I make a conscious effort to be careful about what I read and listen to on the news. It’s a tricky line to walk sometimes because I’m inherently curious and interested in what is happening in current events around the world. I don’t want to live in a bubble. I want to know what’s happening, I want to be able to critically think about things so I can form my own opinions and have thoughtful conversations.
When my symptoms were at their worst, and I was going through the throes of processing my memories, my therapist had me follow the “puppy and kitten rule,” meaning I could watch anything as long as it included cute puppies and kittens. That “rule” helped me minimize being triggered at a time when most of my days were spent experiencing flashbacks, anxiety, panic, and fear.
I stayed away from intense news and was mindful of what I watched on tv and what movies I saw. Most of the time, I watched lots of comedy. Admittedly, there were times when I broke the rule. I sometimes sought out programs with violence that in some way mirrored my own abuse. Or I would pay attention to sensationalized cases in the media that were hard to avoid. Inevitably I would get triggered.
As I began to manage my symptoms and felt some sense of safety the puppy/kitten rule was lifted. Because I had been so careful about what I ingested from media outlets for so long, I developed an avoidance for watching or seeking out certain information because I knew it may be triggering.
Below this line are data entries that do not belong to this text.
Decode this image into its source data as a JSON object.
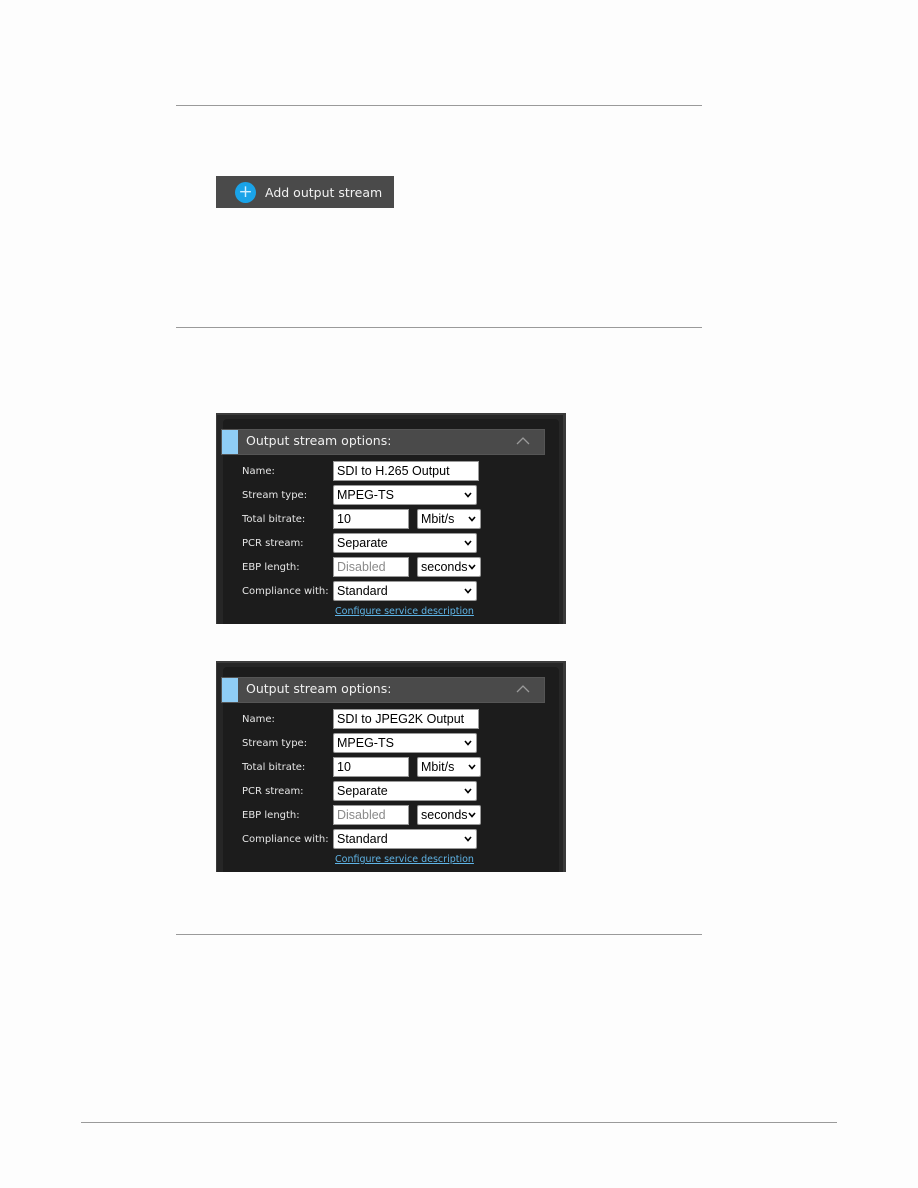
{
  "add_button": {
    "label": "Add output stream",
    "icon": "plus-circle-icon",
    "accent": "#1aa3e8"
  },
  "panels": [
    {
      "title": "Output stream options:",
      "fields": {
        "name_label": "Name:",
        "name_value": "SDI to H.265 Output",
        "stream_type_label": "Stream type:",
        "stream_type_value": "MPEG-TS",
        "bitrate_label": "Total bitrate:",
        "bitrate_value": "10",
        "bitrate_unit": "Mbit/s",
        "pcr_label": "PCR stream:",
        "pcr_value": "Separate",
        "ebp_label": "EBP length:",
        "ebp_placeholder": "Disabled",
        "ebp_unit": "seconds",
        "compliance_label": "Compliance with:",
        "compliance_value": "Standard"
      },
      "link": "Configure service description"
    },
    {
      "title": "Output stream options:",
      "fields": {
        "name_label": "Name:",
        "name_value": "SDI to JPEG2K Output",
        "stream_type_label": "Stream type:",
        "stream_type_value": "MPEG-TS",
        "bitrate_label": "Total bitrate:",
        "bitrate_value": "10",
        "bitrate_unit": "Mbit/s",
        "pcr_label": "PCR stream:",
        "pcr_value": "Separate",
        "ebp_label": "EBP length:",
        "ebp_placeholder": "Disabled",
        "ebp_unit": "seconds",
        "compliance_label": "Compliance with:",
        "compliance_value": "Standard"
      },
      "link": "Configure service description"
    }
  ],
  "colors": {
    "panel_accent": "#8fcdf5",
    "link": "#5fb4e6"
  }
}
Recently, there was a news story that I had done my best to avoid. When it first came out, people were outraged, and then the news cycle changed. I understand why that happens. There is so much out there every day, and each event is shocking and sad, and sometimes incomprehensible. But because my trauma is sort-of similar to the aforementioned news story, I was on high alert when I scrolled past it. I had a definite curiosity about the details but hadn’t read anything besides the headlines.
Until the other day!
The other day the headline changed and I knew that the very thing I feared when I first heard the story did, in fact, come true. I knew this person would never be convicted. I felt sick that even with awareness, this kind of trafficking still goes on, and in my mind, will probably continue to exist.
Then I got triggered.
I’m not used to those kinds of triggers any longer. There is plenty for me to navigate in my daily life, and anniversary times of the year, and I thought I was far enough along in my healing journey that I would be okay. But PTSD doesn’t operate that way. It doesn’t care that I was just reading an article, and it doesn’t care that this person had absolutely nothing to do with me. I had never heard of him. PTSD simply understands that my sense of safety and trust is altered because of the trauma I experienced, and my brain and body will go into the memory and protection mode automatically.
After reading the article, I could tell that something was awry in my body/mind/spirit. I could tell things were stirred up in a way that I could spiral down the cycle of panic, fear, and shame. I closed the computer, went to yoga, had lunch with a friend, and remembered that today is a day when I’m fighting the tiger. Any shame over being triggered dissipated as I repeated my metaphorical mantra of support to myself.
Seeing things written, or in movies, tv, or media can bring a sort of validation. A sense of see? I’m not making this up! When you are a trauma survivor you look for validation. My trauma seems so “out of the ordinary” that it’s extremely rare that I felt validation.
But, my job on my healing journey is knowing that my truth is validation enough.
I suspect there will be other times when I get triggered by the news. The intensity of my response will probably vary depending on what the triggers are, the time of year, and the present stressors in my life. I know what to do when the skeleton hands of the past pull at me, and I’m confident that I’ll remember that I will fight the tiger and win.